Records shown:
◆ ◆ ◆ ◆ ◆
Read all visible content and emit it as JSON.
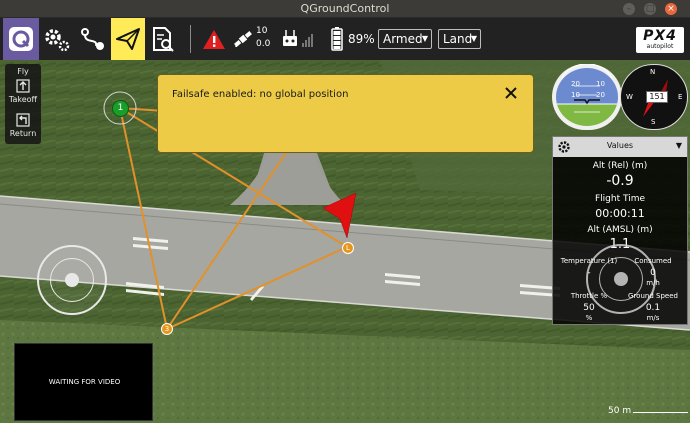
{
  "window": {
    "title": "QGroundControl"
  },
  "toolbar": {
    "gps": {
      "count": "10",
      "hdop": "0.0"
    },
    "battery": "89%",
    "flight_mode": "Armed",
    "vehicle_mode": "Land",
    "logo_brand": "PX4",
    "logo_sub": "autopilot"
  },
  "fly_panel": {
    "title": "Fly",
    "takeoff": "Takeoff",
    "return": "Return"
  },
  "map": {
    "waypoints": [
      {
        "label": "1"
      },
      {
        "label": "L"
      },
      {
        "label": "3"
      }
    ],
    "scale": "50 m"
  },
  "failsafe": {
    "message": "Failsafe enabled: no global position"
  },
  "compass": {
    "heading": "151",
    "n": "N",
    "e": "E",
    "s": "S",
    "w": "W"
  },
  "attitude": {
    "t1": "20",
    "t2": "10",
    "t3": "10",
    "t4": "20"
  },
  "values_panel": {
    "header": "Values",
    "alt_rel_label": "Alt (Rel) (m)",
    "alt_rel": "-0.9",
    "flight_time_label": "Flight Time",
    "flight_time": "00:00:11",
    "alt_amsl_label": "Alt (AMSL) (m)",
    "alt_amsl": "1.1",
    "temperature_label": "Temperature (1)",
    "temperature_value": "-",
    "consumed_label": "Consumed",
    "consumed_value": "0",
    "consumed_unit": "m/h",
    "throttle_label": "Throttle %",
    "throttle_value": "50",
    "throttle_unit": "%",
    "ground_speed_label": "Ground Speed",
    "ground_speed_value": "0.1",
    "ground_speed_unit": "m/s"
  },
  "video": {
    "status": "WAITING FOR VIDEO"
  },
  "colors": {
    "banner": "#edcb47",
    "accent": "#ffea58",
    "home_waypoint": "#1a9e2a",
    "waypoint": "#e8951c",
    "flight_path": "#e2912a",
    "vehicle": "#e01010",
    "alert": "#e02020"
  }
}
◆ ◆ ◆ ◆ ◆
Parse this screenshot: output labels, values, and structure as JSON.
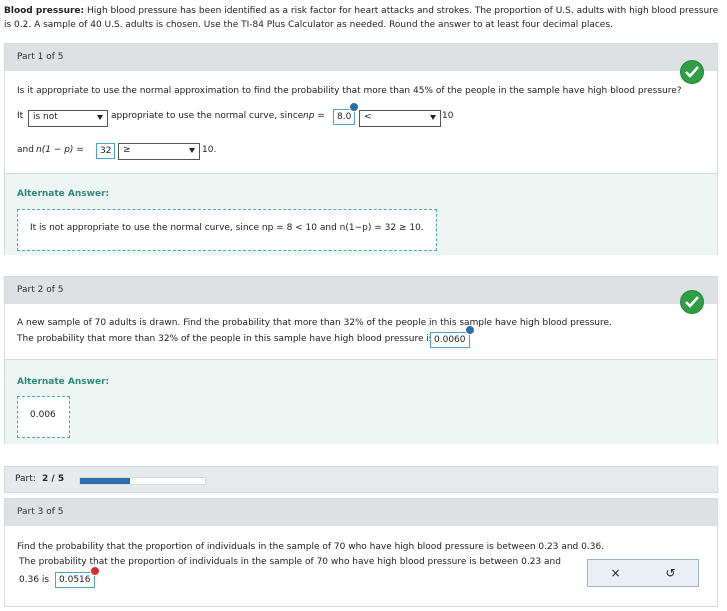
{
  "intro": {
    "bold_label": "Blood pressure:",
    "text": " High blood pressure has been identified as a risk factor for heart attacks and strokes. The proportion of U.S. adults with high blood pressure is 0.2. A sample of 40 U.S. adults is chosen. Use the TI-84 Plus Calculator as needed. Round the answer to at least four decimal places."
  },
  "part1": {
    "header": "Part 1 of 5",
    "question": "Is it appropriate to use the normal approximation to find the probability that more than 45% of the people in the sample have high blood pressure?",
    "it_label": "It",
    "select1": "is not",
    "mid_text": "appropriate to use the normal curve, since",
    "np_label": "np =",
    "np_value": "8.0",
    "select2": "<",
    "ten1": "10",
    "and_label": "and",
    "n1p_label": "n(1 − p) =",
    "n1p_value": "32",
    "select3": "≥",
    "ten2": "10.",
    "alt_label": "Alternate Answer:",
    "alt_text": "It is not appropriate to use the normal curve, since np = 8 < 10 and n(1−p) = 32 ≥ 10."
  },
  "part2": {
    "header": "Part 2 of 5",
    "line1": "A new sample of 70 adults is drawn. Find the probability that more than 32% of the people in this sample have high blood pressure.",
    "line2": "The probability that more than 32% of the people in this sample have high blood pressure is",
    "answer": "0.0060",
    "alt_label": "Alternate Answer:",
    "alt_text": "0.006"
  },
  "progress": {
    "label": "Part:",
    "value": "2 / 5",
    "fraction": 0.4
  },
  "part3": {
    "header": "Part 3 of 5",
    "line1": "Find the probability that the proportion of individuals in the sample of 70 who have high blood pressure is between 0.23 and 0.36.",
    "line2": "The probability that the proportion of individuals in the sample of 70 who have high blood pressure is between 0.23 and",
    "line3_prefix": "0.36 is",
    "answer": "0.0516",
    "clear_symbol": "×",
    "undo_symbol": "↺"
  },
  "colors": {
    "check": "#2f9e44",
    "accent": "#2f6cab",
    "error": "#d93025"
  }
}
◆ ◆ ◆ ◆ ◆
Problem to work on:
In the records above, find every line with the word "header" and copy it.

Output for this exercise:
    "header": "Values",
    "header": "Part 1 of 5",
    "header": "Part 2 of 5",
    "header": "Part 3 of 5",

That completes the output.